How can a united movement of the poor lead the way to solving today’s global crises? Read more.
What was Dr. King’s vision for a Poor People’s Campaign? Read more.
April 4th, 2017 marked fifty years since the Rev. Dr. Martin Luther King, Jr. called for a revolution of values against racism, poverty, and militarism in his historic “Beyond Vietnam: A Time to Break the Silence” speech at Riverside Church in New York City. We commemorated the anniversary in a number of ways, but most especially by continuing the call for a New Poor People’s Campaign to unite the poor and dispossessed and take up the unfinished business of Dr. King’s last campaign, the Poor People’s Campaign of 1968. Read more.
Michael McPhearson of Veterans for Peace writes about the “Triple Evils” of poverty, military, and racism that Rev. Dr. King identified in his Beyond Vietnam speech: How they’re showing themselves today, how they’re connected, and what we need to do to fight them.

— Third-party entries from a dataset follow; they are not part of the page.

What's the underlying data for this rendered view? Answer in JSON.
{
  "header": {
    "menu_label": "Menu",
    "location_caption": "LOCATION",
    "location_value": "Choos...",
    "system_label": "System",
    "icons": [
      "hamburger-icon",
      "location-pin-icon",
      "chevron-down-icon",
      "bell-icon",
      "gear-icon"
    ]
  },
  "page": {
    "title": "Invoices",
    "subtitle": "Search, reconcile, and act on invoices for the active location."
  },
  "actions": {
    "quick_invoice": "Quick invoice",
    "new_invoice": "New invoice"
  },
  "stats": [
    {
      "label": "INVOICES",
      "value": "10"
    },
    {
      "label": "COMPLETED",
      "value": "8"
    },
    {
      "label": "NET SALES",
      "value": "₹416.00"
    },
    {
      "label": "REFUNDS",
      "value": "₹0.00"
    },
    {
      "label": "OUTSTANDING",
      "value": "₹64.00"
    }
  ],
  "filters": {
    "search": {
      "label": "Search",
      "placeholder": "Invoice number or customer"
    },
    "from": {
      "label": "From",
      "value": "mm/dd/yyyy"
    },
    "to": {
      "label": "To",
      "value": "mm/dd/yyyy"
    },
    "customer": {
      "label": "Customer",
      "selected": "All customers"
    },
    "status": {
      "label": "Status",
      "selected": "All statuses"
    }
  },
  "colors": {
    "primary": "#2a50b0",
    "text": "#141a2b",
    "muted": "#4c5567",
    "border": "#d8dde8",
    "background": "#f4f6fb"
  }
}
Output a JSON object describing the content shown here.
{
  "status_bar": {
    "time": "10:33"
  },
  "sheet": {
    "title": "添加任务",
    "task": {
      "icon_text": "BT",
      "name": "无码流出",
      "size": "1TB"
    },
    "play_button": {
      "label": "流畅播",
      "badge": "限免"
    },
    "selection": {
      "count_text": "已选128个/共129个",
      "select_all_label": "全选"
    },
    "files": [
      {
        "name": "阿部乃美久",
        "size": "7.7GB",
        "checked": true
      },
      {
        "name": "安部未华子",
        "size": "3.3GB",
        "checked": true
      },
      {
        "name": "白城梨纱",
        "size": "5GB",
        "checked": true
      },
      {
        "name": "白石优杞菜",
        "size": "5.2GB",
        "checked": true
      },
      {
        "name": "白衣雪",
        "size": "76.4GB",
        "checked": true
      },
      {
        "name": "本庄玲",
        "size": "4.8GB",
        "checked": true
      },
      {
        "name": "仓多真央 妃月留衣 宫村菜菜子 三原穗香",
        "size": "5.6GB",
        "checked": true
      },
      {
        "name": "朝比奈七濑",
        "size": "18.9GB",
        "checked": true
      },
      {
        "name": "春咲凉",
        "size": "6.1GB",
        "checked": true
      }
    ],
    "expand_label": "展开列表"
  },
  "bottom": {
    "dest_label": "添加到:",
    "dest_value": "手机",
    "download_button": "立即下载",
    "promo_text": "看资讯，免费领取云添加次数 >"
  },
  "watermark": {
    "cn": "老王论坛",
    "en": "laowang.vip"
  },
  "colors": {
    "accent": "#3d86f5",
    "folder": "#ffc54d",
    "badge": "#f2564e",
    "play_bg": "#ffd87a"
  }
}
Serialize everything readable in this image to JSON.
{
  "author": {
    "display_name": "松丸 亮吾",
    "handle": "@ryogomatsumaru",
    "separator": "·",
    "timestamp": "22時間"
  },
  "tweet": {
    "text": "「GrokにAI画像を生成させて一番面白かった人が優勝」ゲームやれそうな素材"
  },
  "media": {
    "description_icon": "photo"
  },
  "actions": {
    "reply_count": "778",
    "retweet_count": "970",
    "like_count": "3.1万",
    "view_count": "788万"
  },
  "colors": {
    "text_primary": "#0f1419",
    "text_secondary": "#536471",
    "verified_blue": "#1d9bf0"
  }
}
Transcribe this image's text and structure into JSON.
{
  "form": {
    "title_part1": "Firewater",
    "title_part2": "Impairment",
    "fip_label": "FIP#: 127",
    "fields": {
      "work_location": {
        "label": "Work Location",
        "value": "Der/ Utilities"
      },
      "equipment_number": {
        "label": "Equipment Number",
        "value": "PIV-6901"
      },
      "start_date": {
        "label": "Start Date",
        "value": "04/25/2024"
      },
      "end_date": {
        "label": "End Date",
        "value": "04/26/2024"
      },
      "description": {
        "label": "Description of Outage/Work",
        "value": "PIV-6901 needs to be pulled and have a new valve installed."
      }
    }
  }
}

Read more.
Exactly one year before his assassination Rev. Dr. King delivered his “Beyond Vietnam” speech. The speech remains one of the most powerful expressions of his moral commitments, political analysis, and social vision. It also represented a critical step on the road to the Poor People’s Campaign: in denouncing the war King put himself in opposition to the political establishment, Democrat and Republican, instead taking the side of the poor against militarism, racism, and poverty. Read more.